When Peter Love, founder of Cask Global Canning Solutions, debuted a manual canner that could fill and seal two cans at a time at the 2002 Craft Brewers Conference and BrewExpo in Cleveland, Ohio, the response was less than encouraging. Love recalls, “One guy came by the booth and said, ‘That’s the dumbest thing I’ve ever heard of. What respectable brewer would put their beer in an aluminum can?’”

Dale Katechis, founder of Oskar Blues Brewery, for one. He bought one of Cask’s machines and debuted Dale’s Pale Ale in cans later that year. Marty Jones, Oskar Blues’ marketing director at the time, remembers getting a message from the head of sales at a much larger, national brewery shortly after the release: “I look forward to the day your brewery goes out of business for carrying out such a stupid idea.”

Fifteen years later, Oskar Blues is the 10th-largest craft brewer in the nation by sales volume, and cans have been embraced by respectable brewers nationwide.


Customers who photographed themselves with a DBC can or logo at all of the locations were entered into a drawing to win free beer for a year.

A can-do attitude

The benefits of cans are well documented—they’re airtight, highly recyclable, and block harmful UV rays. They’re also more portable, less expensive, and more efficient to pack and ship.

Ball Corporation, which operates more than 30 manufacturing plants around the world, turns out more than 100 million aluminum cans each day at its North American facilities. It’s a very large enterprise that typically deals in very large quantities, and yet it’s been very receptive to working with craft brewers over the years. “We serve more than 80 percent of the [craft beer] market and have hundreds of craft beer customers,” confirms Ball representative Scott McCarty.

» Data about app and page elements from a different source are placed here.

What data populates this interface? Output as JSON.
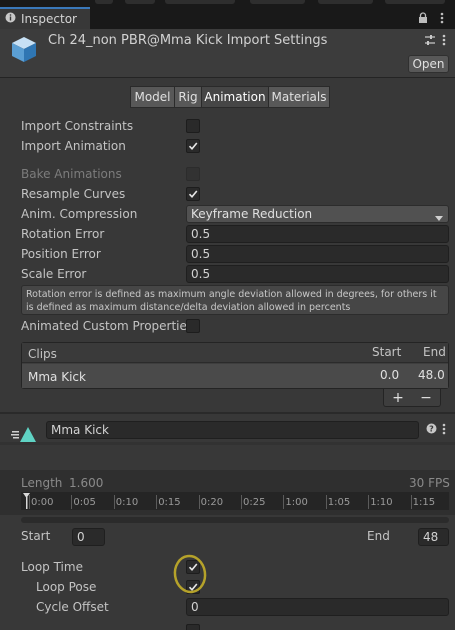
{
  "tab": {
    "label": "Inspector"
  },
  "header": {
    "title": "Ch 24_non PBR@Mma Kick Import Settings",
    "open_label": "Open"
  },
  "tabs": [
    "Model",
    "Rig",
    "Animation",
    "Materials"
  ],
  "selected_tab": "Animation",
  "fields": {
    "import_constraints": "Import Constraints",
    "import_animation": "Import Animation",
    "bake_animations": "Bake Animations",
    "resample_curves": "Resample Curves",
    "anim_compression": "Anim. Compression",
    "anim_compression_value": "Keyframe Reduction",
    "rotation_error": "Rotation Error",
    "rotation_error_value": "0.5",
    "position_error": "Position Error",
    "position_error_value": "0.5",
    "scale_error": "Scale Error",
    "scale_error_value": "0.5",
    "help": "Rotation error is defined as maximum angle deviation allowed in degrees, for others it is defined as maximum distance/delta deviation allowed in percents",
    "animated_custom_properties": "Animated Custom Properties"
  },
  "clips": {
    "header": "Clips",
    "col_start": "Start",
    "col_end": "End",
    "rows": [
      {
        "name": "Mma Kick",
        "start": "0.0",
        "end": "48.0"
      }
    ],
    "add": "+",
    "remove": "−"
  },
  "clip": {
    "name": "Mma Kick",
    "length_label": "Length",
    "length_value": "1.600",
    "fps": "30 FPS",
    "ticks": [
      "0:00",
      "0:05",
      "0:10",
      "0:15",
      "0:20",
      "0:25",
      "1:00",
      "1:05",
      "1:10",
      "1:15"
    ],
    "start_label": "Start",
    "start_value": "0",
    "end_label": "End",
    "end_value": "48",
    "loop_time": "Loop Time",
    "loop_pose": "Loop Pose",
    "cycle_offset": "Cycle Offset",
    "cycle_offset_value": "0"
  },
  "checks": {
    "import_constraints": false,
    "import_animation": true,
    "bake_animations": false,
    "resample_curves": true,
    "animated_custom_properties": false,
    "loop_time": true,
    "loop_pose": true
  },
  "colors": {
    "accent": "#3a79bb",
    "highlight_circle": "#b5a22a",
    "play_icon": "#5fd3c4"
  }
}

In one of its latest moves for a craft customer, Ball began producing widgets stateside for use in Left Hand Brewing’s new Milk Stout Nitro cans. Craft brewers have also adapted the company’s existing technology in dynamic ways, including Ball’s Alumi-Tek bottle and its proprietary Eyeris graphics separation process, which lets a brewer wrap his or her cans with eye-catching, photo-realistic graphics.


Getting Out and Standing Out

Denver Beer Company co-founder Patrick Crawford used Ball’s Dynamark process, which allows for variation in a can’s design as part of the manufacturing process, to execute a scavenger-hunt marketing campaign. The brewery printed different sets of GPS coordinates on cans of its Incredible Pedal IPA, with each pointing to a different outdoor destination in Colorado (a waterfall, hidden hot spring, or mountain bike trail, for example). Customers who photographed themselves with a DBC can or logo at all of the locations were entered into a drawing to win free beer for a year.

Crawford says the contest was a fun way to engage with customers and promote the brand, but that the decision to package the majority of the brewery’s beers in cans—and especially in boxed six-packs—has paid even bigger dividends. “Putting the cans in the box has made them stand out on the shelf in a way we couldn’t do with bottles, and we have a lot of ability to do branding on them,” he says. “Plus, the box is made out of cardboard, so when you’re done drinking the beer you can use it to start a campfire.”

Now that’s a win-win.